Interface dataset entries
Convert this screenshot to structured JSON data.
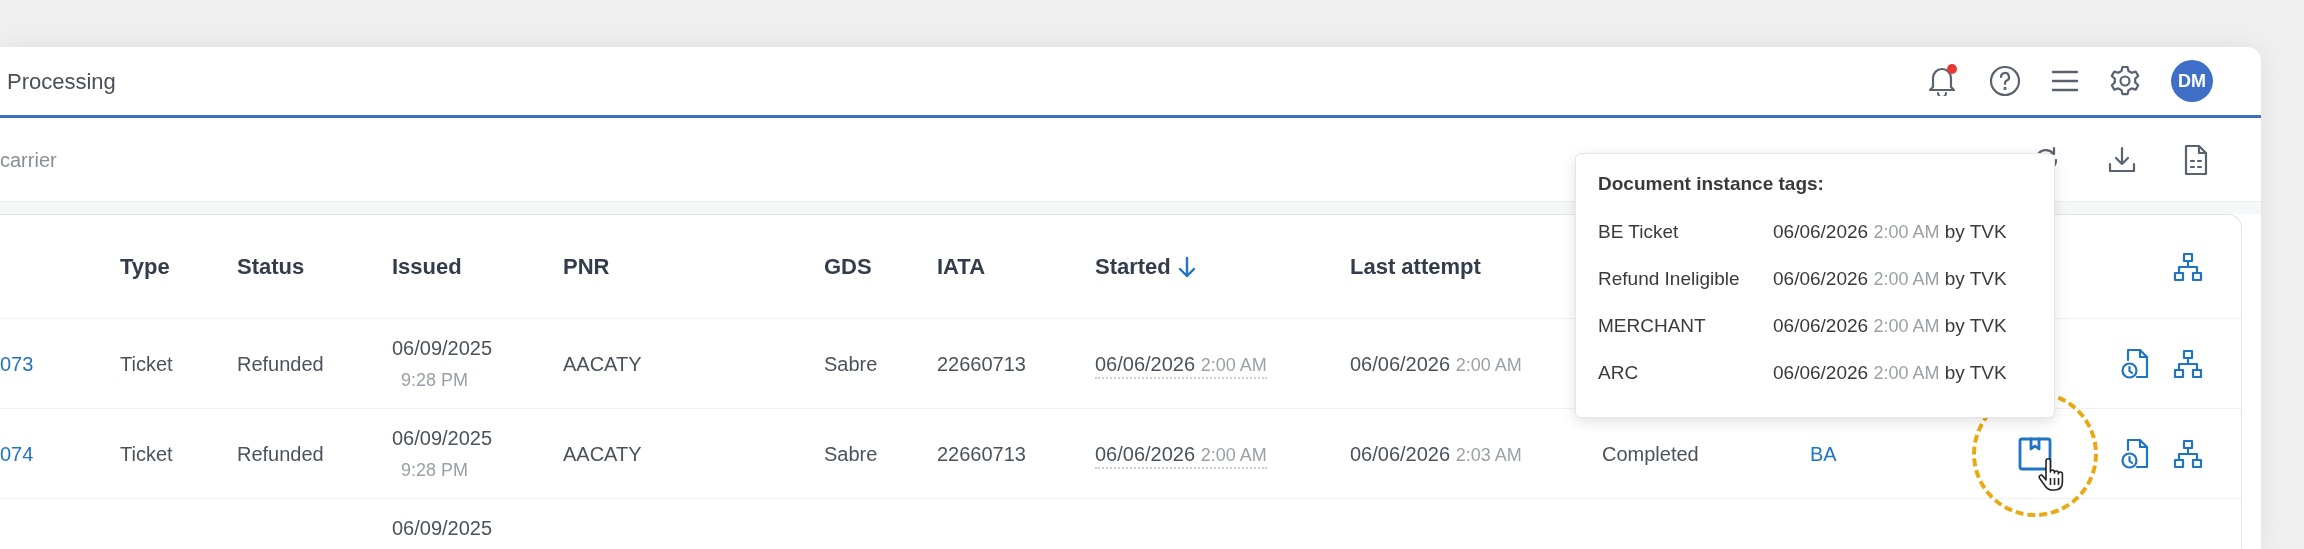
{
  "header": {
    "title": "Processing",
    "notification_dot": true,
    "avatar_initials": "DM"
  },
  "toolbar": {
    "search": {
      "placeholder": "carrier"
    }
  },
  "table": {
    "headers": [
      {
        "label": "Type",
        "sorted": false
      },
      {
        "label": "Status",
        "sorted": false
      },
      {
        "label": "Issued",
        "sorted": false
      },
      {
        "label": "PNR",
        "sorted": false
      },
      {
        "label": "GDS",
        "sorted": false
      },
      {
        "label": "IATA",
        "sorted": false
      },
      {
        "label": "Started",
        "sorted": true
      },
      {
        "label": "Last attempt",
        "sorted": false
      }
    ],
    "rows": [
      {
        "column_1": "073",
        "type": "Ticket",
        "status": "Refunded",
        "issued_date": "06/09/2025",
        "issued_time": "9:28 PM",
        "pnr": "AACATY",
        "gds": "Sabre",
        "iata": "22660713",
        "started_date": "06/06/2026",
        "started_time": "2:00 AM",
        "last_attempt_date": "06/06/2026",
        "last_attempt_time": "2:00 AM",
        "actions": [
          {
            "kind": "history",
            "highlighted": false
          },
          {
            "kind": "hierarchy",
            "highlighted": false
          }
        ]
      },
      {
        "column_1": "074",
        "type": "Ticket",
        "status": "Refunded",
        "issued_date": "06/09/2025",
        "issued_time": "9:28 PM",
        "pnr": "AACATY",
        "gds": "Sabre",
        "iata": "22660713",
        "started_date": "06/06/2026",
        "started_time": "2:00 AM",
        "last_attempt_date": "06/06/2026",
        "last_attempt_time": "2:03 AM",
        "column_10": "Completed",
        "column_11": "BA",
        "actions": [
          {
            "kind": "tags",
            "highlighted": true
          },
          {
            "kind": "history",
            "highlighted": false
          },
          {
            "kind": "hierarchy",
            "highlighted": false
          }
        ]
      },
      {
        "issued_date": "06/09/2025"
      }
    ]
  },
  "tooltip": {
    "title": "Document instance tags:",
    "tags": [
      {
        "name": "BE Ticket",
        "date": "06/06/2026",
        "time": "2:00 AM",
        "by": "by TVK"
      },
      {
        "name": "Refund Ineligible",
        "date": "06/06/2026",
        "time": "2:00 AM",
        "by": "by TVK"
      },
      {
        "name": "MERCHANT",
        "date": "06/06/2026",
        "time": "2:00 AM",
        "by": "by TVK"
      },
      {
        "name": "ARC",
        "date": "06/06/2026",
        "time": "2:00 AM",
        "by": "by TVK"
      }
    ]
  }
}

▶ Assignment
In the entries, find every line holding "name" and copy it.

▶ Solution
        "name": "BE Ticket",
        "name": "Refund Ineligible",
        "name": "MERCHANT",
        "name": "ARC",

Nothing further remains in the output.